Women who are overweight or obese have up to twice the risk of developing colorectal cancer before age 50, warn researchers.
Compared with women with the lowest body mass index (BMIs), 18.5-22.9 kilograms per square meter, women with the highest BMIs, greater than 30, had almost twice the risk of early-onset of colorectal cancer, Xinhua news agency reported.
"Our findings really highlight the importance of maintaining a healthy weight, beginning in early adulthood for the prevention of early-onset colorectal cancer," said Yin Cao, Assistant Professor of surgery in the Division of Public Health Sciences at Washington University.
"We hypothesised that the obesity epidemic may partially contribute to this national and global concern in early-onset colorectal cancer rates, but we were surprised by the strength of the link and the contribution of obesity and weight change since early adulthood," Cao said.
For the study, published in the journal JAMA Oncology, the team included data from 85,256 women aged 25 to 44.

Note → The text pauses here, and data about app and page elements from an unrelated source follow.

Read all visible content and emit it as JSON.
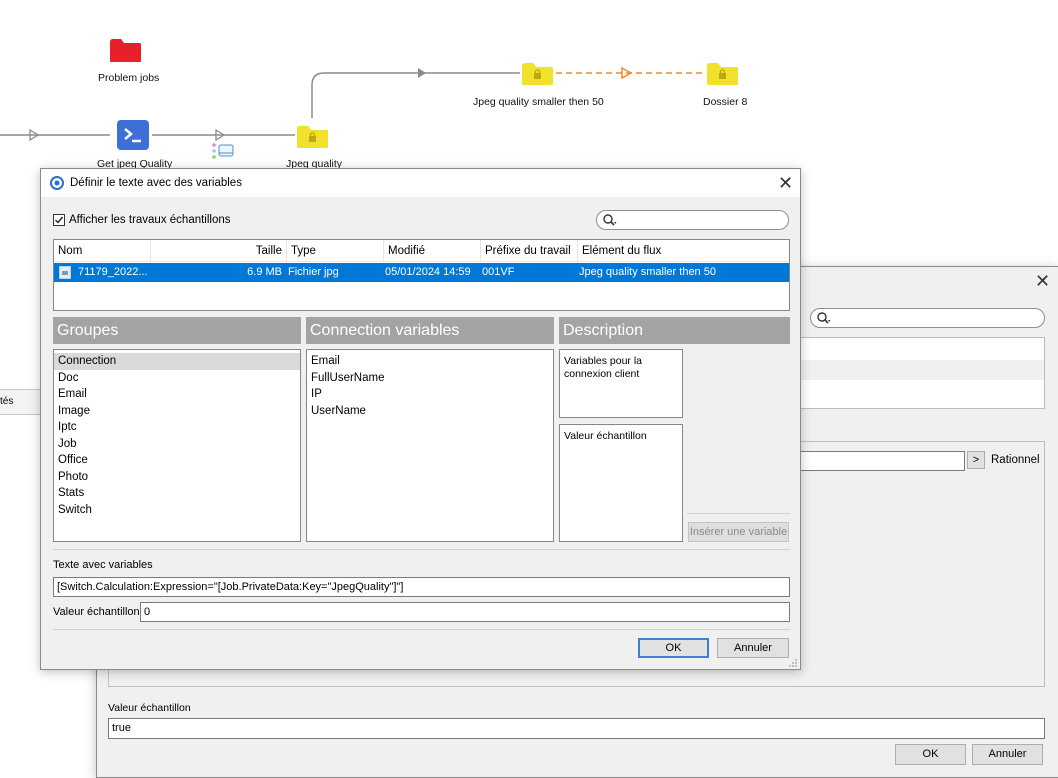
{
  "flow": {
    "problem_jobs": "Problem jobs",
    "get_jpeg_quality": "Get jpeg Quality",
    "jpeg_quality": "Jpeg quality",
    "jpeg_smaller": "Jpeg quality smaller then 50",
    "dossier8": "Dossier 8"
  },
  "bg_window": {
    "left_fragment": "tés",
    "rationnel_label": "Rationnel",
    "arrow_btn": ">",
    "sample_label": "Valeur échantillon",
    "sample_value": "true",
    "ok": "OK",
    "cancel": "Annuler"
  },
  "dialog": {
    "title": "Définir le texte avec des variables",
    "show_samples_label": "Afficher les travaux échantillons",
    "show_samples_checked": true,
    "search_value": "",
    "columns": [
      "Nom",
      "Taille",
      "Type",
      "Modifié",
      "Préfixe du travail",
      "Elément du flux"
    ],
    "row": {
      "name": "71179_2022...",
      "size": "6.9 MB",
      "type": "Fichier jpg",
      "modified": "05/01/2024 14:59",
      "prefix": "001VF",
      "element": "Jpeg quality smaller then 50"
    },
    "groups_header": "Groupes",
    "groups": [
      "Connection",
      "Doc",
      "Email",
      "Image",
      "Iptc",
      "Job",
      "Office",
      "Photo",
      "Stats",
      "Switch"
    ],
    "vars_header": "Connection variables",
    "vars": [
      "Email",
      "FullUserName",
      "IP",
      "UserName"
    ],
    "desc_header": "Description",
    "desc_text": "Variables pour la connexion client",
    "sample_box_label": "Valeur échantillon",
    "insert_button": "Insérer une variable",
    "text_label": "Texte avec variables",
    "text_value": "[Switch.Calculation:Expression=\"[Job.PrivateData:Key=\"JpegQuality\"]\"]",
    "sample_label": "Valeur échantillon",
    "sample_value": "0",
    "ok": "OK",
    "cancel": "Annuler"
  },
  "colors": {
    "selection": "#0078d7",
    "folder_yellow": "#f2e12c",
    "folder_red": "#e8202a",
    "script_blue": "#3d6fd6",
    "dashed_orange": "#f08a2c"
  }
}
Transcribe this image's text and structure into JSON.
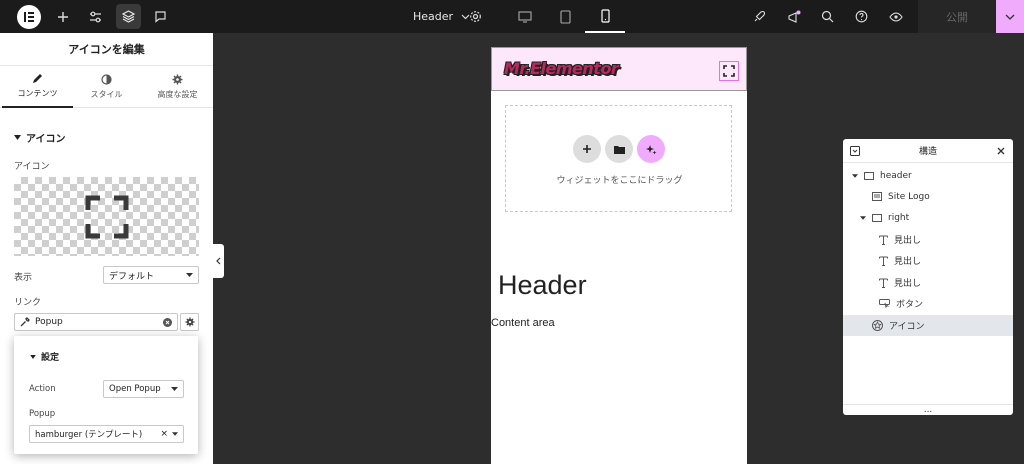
{
  "topbar": {
    "template_name": "Header",
    "publish_label": "公開",
    "accent_color": "#f0abfc"
  },
  "panel": {
    "title": "アイコンを編集",
    "tabs": [
      {
        "label": "コンテンツ",
        "icon": "pencil-icon"
      },
      {
        "label": "スタイル",
        "icon": "half-circle-icon"
      },
      {
        "label": "高度な設定",
        "icon": "gear-icon"
      }
    ],
    "section_title": "アイコン",
    "icon_label": "アイコン",
    "preview_icon": "expand-icon",
    "display_label": "表示",
    "display_value": "デフォルト",
    "link_label": "リンク",
    "link_value": "Popup",
    "popover": {
      "title": "設定",
      "action_label": "Action",
      "action_value": "Open Popup",
      "popup_label": "Popup",
      "popup_value": "hamburger (テンプレート)"
    }
  },
  "preview": {
    "site_logo": "Mr.Elementor",
    "drop_text": "ウィジェットをここにドラッグ",
    "heading": "Header",
    "content": "Content area"
  },
  "structure": {
    "title": "構造",
    "nodes": [
      {
        "label": "header",
        "icon": "container-icon"
      },
      {
        "label": "Site Logo",
        "icon": "site-logo-icon"
      },
      {
        "label": "right",
        "icon": "container-icon"
      },
      {
        "label": "見出し",
        "icon": "heading-icon"
      },
      {
        "label": "見出し",
        "icon": "heading-icon"
      },
      {
        "label": "見出し",
        "icon": "heading-icon"
      },
      {
        "label": "ボタン",
        "icon": "button-icon"
      },
      {
        "label": "アイコン",
        "icon": "star-icon"
      }
    ],
    "footer": "..."
  }
}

They emphasised that this is an association study, which does not establish that increasing weight is a cause of early-onset colorectal cancer.

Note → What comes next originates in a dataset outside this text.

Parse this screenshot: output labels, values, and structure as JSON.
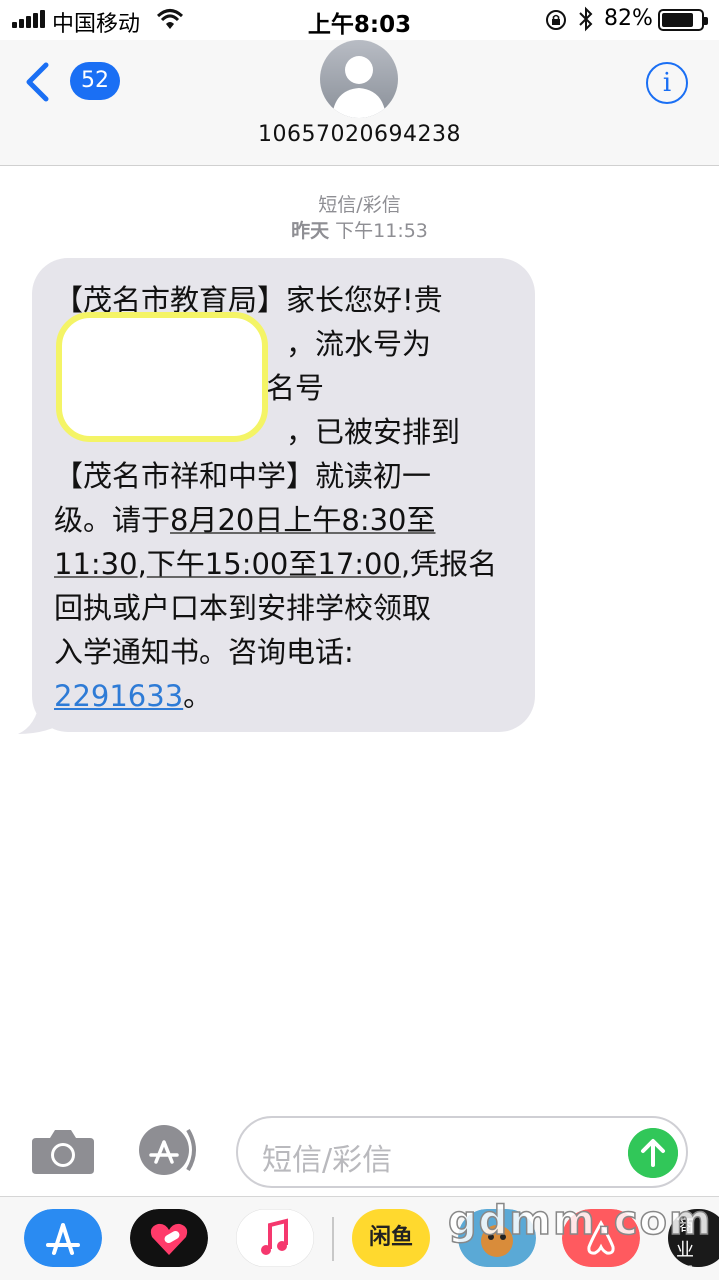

More studies are needed to uncover the best ways to identify young people at high risk of colorectal cancer at younger ages.
The American Cancer Society recently lowered the recommended age at which most people should undergo a first screening colonoscopy. The new guidelines recommend screening beginning at age 45, down from the previous recommendation of age 50.
(With inputs from agencies.)